  • Raise more money than you need. You never know when you’ll need to buy parts in an emergency, or qualify for the World Championship unexpectedly. Having extra money is never a bad thing.

  • Be consistent. It is easy to let outreach fall by the wayside when building a robot. However, programs that survive long periods of time are defined by their consistent outreach, as it creates inroads into their community for recruitment and funding.

  • Be persistent. If your idea doesn’t work the first time or doesn’t find the success you hoped, don’t give up! Evaluate what went wrong and try again.

  • Diversify. Try to do as many unique outreach events as possible, as it’ll be fun and enriching!

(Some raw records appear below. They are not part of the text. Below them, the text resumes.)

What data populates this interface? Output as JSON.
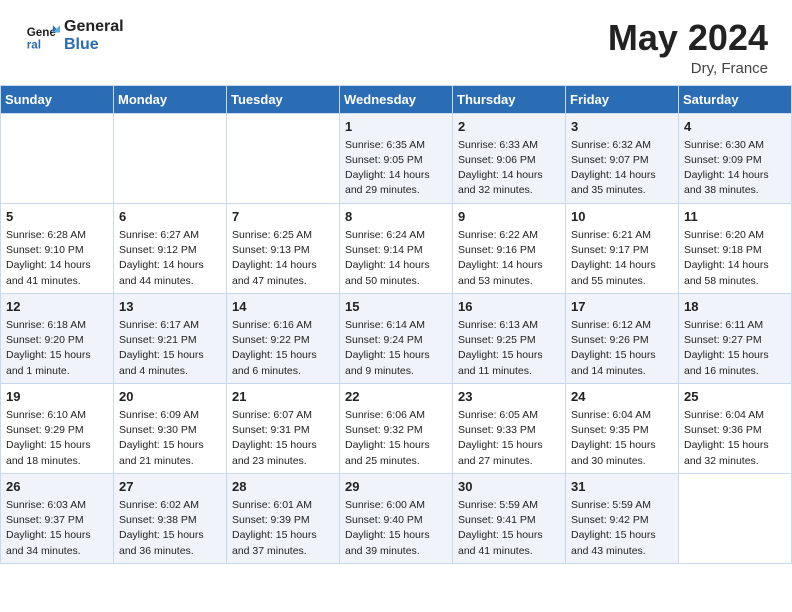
{
  "header": {
    "logo_line1": "General",
    "logo_line2": "Blue",
    "month_year": "May 2024",
    "location": "Dry, France"
  },
  "days_of_week": [
    "Sunday",
    "Monday",
    "Tuesday",
    "Wednesday",
    "Thursday",
    "Friday",
    "Saturday"
  ],
  "weeks": [
    [
      {
        "day": "",
        "info": ""
      },
      {
        "day": "",
        "info": ""
      },
      {
        "day": "",
        "info": ""
      },
      {
        "day": "1",
        "info": "Sunrise: 6:35 AM\nSunset: 9:05 PM\nDaylight: 14 hours\nand 29 minutes."
      },
      {
        "day": "2",
        "info": "Sunrise: 6:33 AM\nSunset: 9:06 PM\nDaylight: 14 hours\nand 32 minutes."
      },
      {
        "day": "3",
        "info": "Sunrise: 6:32 AM\nSunset: 9:07 PM\nDaylight: 14 hours\nand 35 minutes."
      },
      {
        "day": "4",
        "info": "Sunrise: 6:30 AM\nSunset: 9:09 PM\nDaylight: 14 hours\nand 38 minutes."
      }
    ],
    [
      {
        "day": "5",
        "info": "Sunrise: 6:28 AM\nSunset: 9:10 PM\nDaylight: 14 hours\nand 41 minutes."
      },
      {
        "day": "6",
        "info": "Sunrise: 6:27 AM\nSunset: 9:12 PM\nDaylight: 14 hours\nand 44 minutes."
      },
      {
        "day": "7",
        "info": "Sunrise: 6:25 AM\nSunset: 9:13 PM\nDaylight: 14 hours\nand 47 minutes."
      },
      {
        "day": "8",
        "info": "Sunrise: 6:24 AM\nSunset: 9:14 PM\nDaylight: 14 hours\nand 50 minutes."
      },
      {
        "day": "9",
        "info": "Sunrise: 6:22 AM\nSunset: 9:16 PM\nDaylight: 14 hours\nand 53 minutes."
      },
      {
        "day": "10",
        "info": "Sunrise: 6:21 AM\nSunset: 9:17 PM\nDaylight: 14 hours\nand 55 minutes."
      },
      {
        "day": "11",
        "info": "Sunrise: 6:20 AM\nSunset: 9:18 PM\nDaylight: 14 hours\nand 58 minutes."
      }
    ],
    [
      {
        "day": "12",
        "info": "Sunrise: 6:18 AM\nSunset: 9:20 PM\nDaylight: 15 hours\nand 1 minute."
      },
      {
        "day": "13",
        "info": "Sunrise: 6:17 AM\nSunset: 9:21 PM\nDaylight: 15 hours\nand 4 minutes."
      },
      {
        "day": "14",
        "info": "Sunrise: 6:16 AM\nSunset: 9:22 PM\nDaylight: 15 hours\nand 6 minutes."
      },
      {
        "day": "15",
        "info": "Sunrise: 6:14 AM\nSunset: 9:24 PM\nDaylight: 15 hours\nand 9 minutes."
      },
      {
        "day": "16",
        "info": "Sunrise: 6:13 AM\nSunset: 9:25 PM\nDaylight: 15 hours\nand 11 minutes."
      },
      {
        "day": "17",
        "info": "Sunrise: 6:12 AM\nSunset: 9:26 PM\nDaylight: 15 hours\nand 14 minutes."
      },
      {
        "day": "18",
        "info": "Sunrise: 6:11 AM\nSunset: 9:27 PM\nDaylight: 15 hours\nand 16 minutes."
      }
    ],
    [
      {
        "day": "19",
        "info": "Sunrise: 6:10 AM\nSunset: 9:29 PM\nDaylight: 15 hours\nand 18 minutes."
      },
      {
        "day": "20",
        "info": "Sunrise: 6:09 AM\nSunset: 9:30 PM\nDaylight: 15 hours\nand 21 minutes."
      },
      {
        "day": "21",
        "info": "Sunrise: 6:07 AM\nSunset: 9:31 PM\nDaylight: 15 hours\nand 23 minutes."
      },
      {
        "day": "22",
        "info": "Sunrise: 6:06 AM\nSunset: 9:32 PM\nDaylight: 15 hours\nand 25 minutes."
      },
      {
        "day": "23",
        "info": "Sunrise: 6:05 AM\nSunset: 9:33 PM\nDaylight: 15 hours\nand 27 minutes."
      },
      {
        "day": "24",
        "info": "Sunrise: 6:04 AM\nSunset: 9:35 PM\nDaylight: 15 hours\nand 30 minutes."
      },
      {
        "day": "25",
        "info": "Sunrise: 6:04 AM\nSunset: 9:36 PM\nDaylight: 15 hours\nand 32 minutes."
      }
    ],
    [
      {
        "day": "26",
        "info": "Sunrise: 6:03 AM\nSunset: 9:37 PM\nDaylight: 15 hours\nand 34 minutes."
      },
      {
        "day": "27",
        "info": "Sunrise: 6:02 AM\nSunset: 9:38 PM\nDaylight: 15 hours\nand 36 minutes."
      },
      {
        "day": "28",
        "info": "Sunrise: 6:01 AM\nSunset: 9:39 PM\nDaylight: 15 hours\nand 37 minutes."
      },
      {
        "day": "29",
        "info": "Sunrise: 6:00 AM\nSunset: 9:40 PM\nDaylight: 15 hours\nand 39 minutes."
      },
      {
        "day": "30",
        "info": "Sunrise: 5:59 AM\nSunset: 9:41 PM\nDaylight: 15 hours\nand 41 minutes."
      },
      {
        "day": "31",
        "info": "Sunrise: 5:59 AM\nSunset: 9:42 PM\nDaylight: 15 hours\nand 43 minutes."
      },
      {
        "day": "",
        "info": ""
      }
    ]
  ]
}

  • Maintain your relationships. Send thank you notes to organizations who host you and work with you, and keep them updated about your team’s progress. It is easier to ask for a favor from an organization that likes your team.

  • (Respectful) email spam always works. Send lots of emails. Your fundraising, Connect, and sponsorship email target should be 100+ a season - per category. The more emails you send, the higher the chance you will get a response.

  • Visit in person. It is much harder to ignore an in-person visit you pay to a company than it is to ignore an email. Prepare a one-page flyer and elevator pitch, and remember you have a limited amount of time to make an impression on the person you’re talking to.


Keep a list of the programs your team has created or contributed to. Ensure you take photos at every event with team members. Keep track of your Reach (tangible interaction or observation of your team), Engagement (how many people interacted with your team/you interacted with, e.g. by attending events), Impact (how many people are directly impacted by your outreach events), and Conversion (how many people get involved with your program.)

If looking to include these statistics in your judged presentation or portfolio, ensure you adhere to the “Awards Definitions” located in the appendix of Game Manual Part 1 that outline terms relating to outreach. These terms are: Started, Mentored, Assisted, Provided Published Resources, Ran, Hosted, Reached, and Advocated.